Perabo and Sunjata did not have a chemistry read before starting work on the show. They just met on set and started working together, and they both felt lucky to have an immediate playfulness with each other, from day one. The first scene they shot together is when Julia tells Jake, “You’re impossible,” and he tells her, “Oh, I’m so possible!”
- The relationship between Jake and Julia walks the line between legal ethics and morals, which is something that the writers are always thinking about. They are constantly debating about the subjectivity of truth, where that line is, and what you should cross. It comes down to when news becomes entertainment and when ratings drive the news.
- Perabo feels like Julia has a clear moral code, but also wants her show to be number one. As a result, that doesn’t mean she’ll never make a bad moral call. She takes risks for what she believes in and what she thinks is going to make great news.
- According to Berman, Jake and Julia will continue to have a back-and-forth in their relationship. “Sometimes [Jake and Julia] are in conflict, and other times they are in confluence. They love each other, but they hate each other.”
- Jake and Julia may not always tell each other the truth, but they don’t lie to each other. Sometimes they just wait to reveal things to each other when it works the most to their benefit. If they ever were to lie to each other, there would be no coming back from that because that is their code.
- August Richards had never booked a pilot during pilot season, so he was surprised when this show happened. Originally, he wasn’t right for the role because the character was Jake’s older brother, lost in his shadow. Instead, they changed the role to better fit him.
- Aimee Teegarden, who plays Ella Benjamin, is taking on her first role as a professional adult that is also an empowered working woman, finding her place in the world of law. Ella looks up to Jake as a strong male role model, which gives her direction and helps shape who she wants to be.
Teegarden actually had the opportunity to shadow Mark Geragos at his law firm and got to see how the whole thing works. That helped her understand the day-to-day of a lawyer’s life in Los Angeles, and informed the character in a way that she couldn’t have gotten from just watching another TV show.
- The Ella-Ryan relationship dynamic mirrors the early days of the Jake-Julia relationship. Said Teegarden, “They’re both at the start of their careers, trying to figure out their path and how to rise to the top and become better. I think there’s an attraction there and you’ll see that relationship grow, but it’s probably more physical than anything.”
- When they shoot on the newsroom set, what’s going on in the booth is very different from what’s going on, on the stage, but they happen simultaneously. While the two scenes are going on at once, Perabo can talk to Kate Jennings Grant, who plays Louise Herrick, from one location while her co-star is at the other.
- Over time, we will learn more about Julia’s past and her family. They’re going to let the audience care for the characters first, and then fill in viewers on how they got to where they are now.
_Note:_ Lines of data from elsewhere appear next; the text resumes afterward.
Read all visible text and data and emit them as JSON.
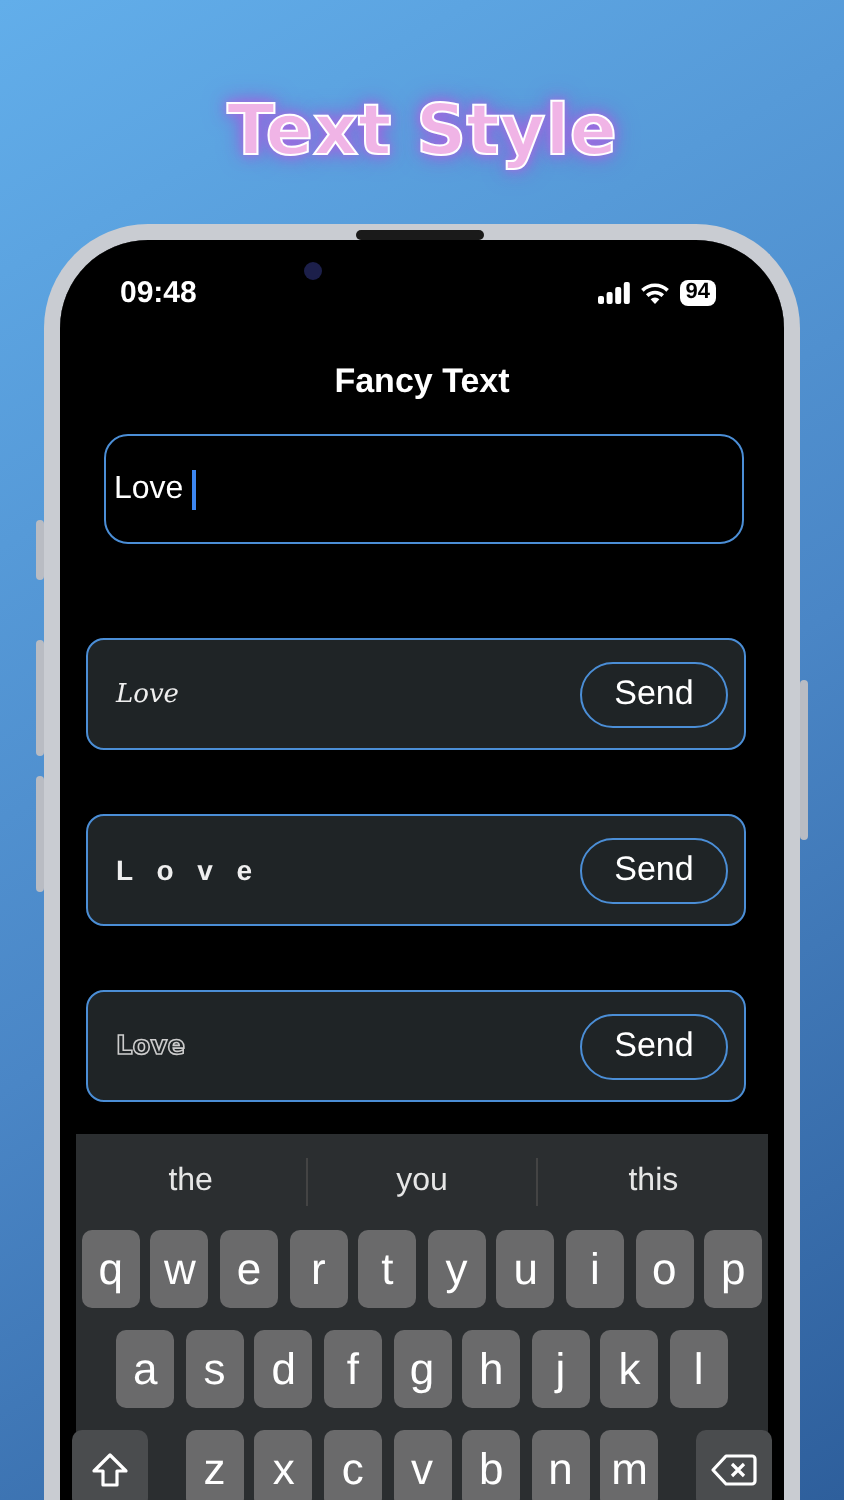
{
  "headline": "Text Style",
  "status_bar": {
    "time": "09:48",
    "battery": "94"
  },
  "title": "Fancy Text",
  "input": {
    "value": "Love",
    "focused": true
  },
  "results": [
    {
      "text": "Love",
      "kind": "script",
      "button": "Send"
    },
    {
      "text": "L o v e",
      "kind": "spaced",
      "button": "Send"
    },
    {
      "text": "Love",
      "kind": "outline",
      "button": "Send"
    }
  ],
  "keyboard": {
    "suggestions": [
      "the",
      "you",
      "this"
    ],
    "rows": [
      [
        "q",
        "w",
        "e",
        "r",
        "t",
        "y",
        "u",
        "i",
        "o",
        "p"
      ],
      [
        "a",
        "s",
        "d",
        "f",
        "g",
        "h",
        "j",
        "k",
        "l"
      ],
      [
        "z",
        "x",
        "c",
        "v",
        "b",
        "n",
        "m"
      ]
    ]
  }
}
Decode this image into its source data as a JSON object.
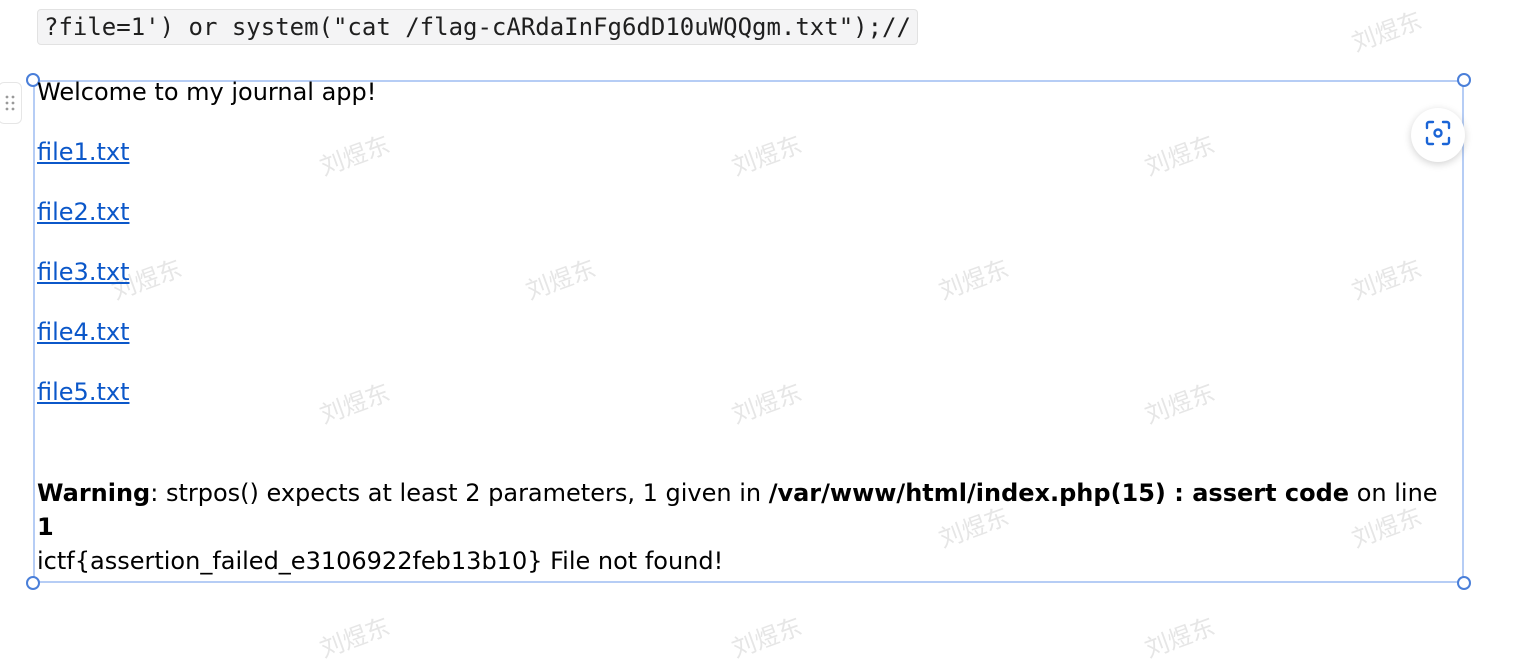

- Richards enjoys his character because he sees him as a member of the Medici family, who is very committed to continuing his family’s legacy and will do anything to protect the family name. He is someone who is just so passionate about who he is, and he really gets in the skin of his clients, figures out what they need, and then solves their problems.
- At Gregorian & Gregorian, Bradley’s sense of morality is not fixed. It’s based on relationships for him. Richards said, “He loves his brother so much that whatever’s right for him is what is right. If his brother does something wrong, the whole ship is going down to protect him. He’ll do whatever he needs to do to protect his brother.”
- This show plays out on both a macro and a micro basis. Said Richards, “Each character is notorious, in their own right. They have their public persona and the truth that they hide.”
Notorious airs on Thursday nights on ABC.